*Problem to solve*
Below are the records; locate each line with the word "color" and copy it.

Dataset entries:
▼
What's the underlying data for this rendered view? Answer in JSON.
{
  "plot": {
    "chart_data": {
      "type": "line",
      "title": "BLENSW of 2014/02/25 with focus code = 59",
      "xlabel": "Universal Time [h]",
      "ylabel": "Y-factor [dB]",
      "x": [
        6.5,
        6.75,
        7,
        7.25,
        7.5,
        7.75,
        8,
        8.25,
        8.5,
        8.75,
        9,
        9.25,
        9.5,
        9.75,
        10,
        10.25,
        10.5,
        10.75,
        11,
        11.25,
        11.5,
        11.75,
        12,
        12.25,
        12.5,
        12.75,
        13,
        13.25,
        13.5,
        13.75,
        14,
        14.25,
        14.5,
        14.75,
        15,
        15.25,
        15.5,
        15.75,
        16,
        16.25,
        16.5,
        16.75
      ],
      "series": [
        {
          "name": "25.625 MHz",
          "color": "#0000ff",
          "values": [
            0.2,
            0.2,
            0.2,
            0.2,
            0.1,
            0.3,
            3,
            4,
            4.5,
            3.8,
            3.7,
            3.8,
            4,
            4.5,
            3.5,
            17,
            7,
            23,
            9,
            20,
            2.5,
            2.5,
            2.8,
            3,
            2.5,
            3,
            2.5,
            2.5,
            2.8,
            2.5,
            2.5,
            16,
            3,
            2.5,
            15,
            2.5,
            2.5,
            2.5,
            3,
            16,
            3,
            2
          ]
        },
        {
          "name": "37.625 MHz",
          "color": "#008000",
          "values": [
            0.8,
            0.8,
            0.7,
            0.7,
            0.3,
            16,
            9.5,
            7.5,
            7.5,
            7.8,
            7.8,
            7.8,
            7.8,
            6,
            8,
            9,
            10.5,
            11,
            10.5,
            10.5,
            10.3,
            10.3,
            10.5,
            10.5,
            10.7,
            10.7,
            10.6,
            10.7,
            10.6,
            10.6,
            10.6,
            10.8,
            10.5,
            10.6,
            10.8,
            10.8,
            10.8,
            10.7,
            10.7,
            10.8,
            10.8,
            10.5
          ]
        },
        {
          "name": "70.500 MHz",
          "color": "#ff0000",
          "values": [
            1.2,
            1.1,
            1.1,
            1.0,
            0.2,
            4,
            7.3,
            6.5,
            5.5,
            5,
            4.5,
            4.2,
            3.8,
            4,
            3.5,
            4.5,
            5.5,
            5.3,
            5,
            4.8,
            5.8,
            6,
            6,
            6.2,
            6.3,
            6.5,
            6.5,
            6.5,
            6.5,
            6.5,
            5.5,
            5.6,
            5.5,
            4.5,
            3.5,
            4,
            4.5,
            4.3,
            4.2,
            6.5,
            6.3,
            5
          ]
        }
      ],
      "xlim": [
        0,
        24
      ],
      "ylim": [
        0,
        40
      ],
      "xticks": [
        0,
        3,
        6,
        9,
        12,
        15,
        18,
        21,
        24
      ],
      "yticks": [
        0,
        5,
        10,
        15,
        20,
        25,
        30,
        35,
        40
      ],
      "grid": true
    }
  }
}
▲
*Written solution*
          "color": "#0000ff",
          "color": "#008000",
          "color": "#ff0000",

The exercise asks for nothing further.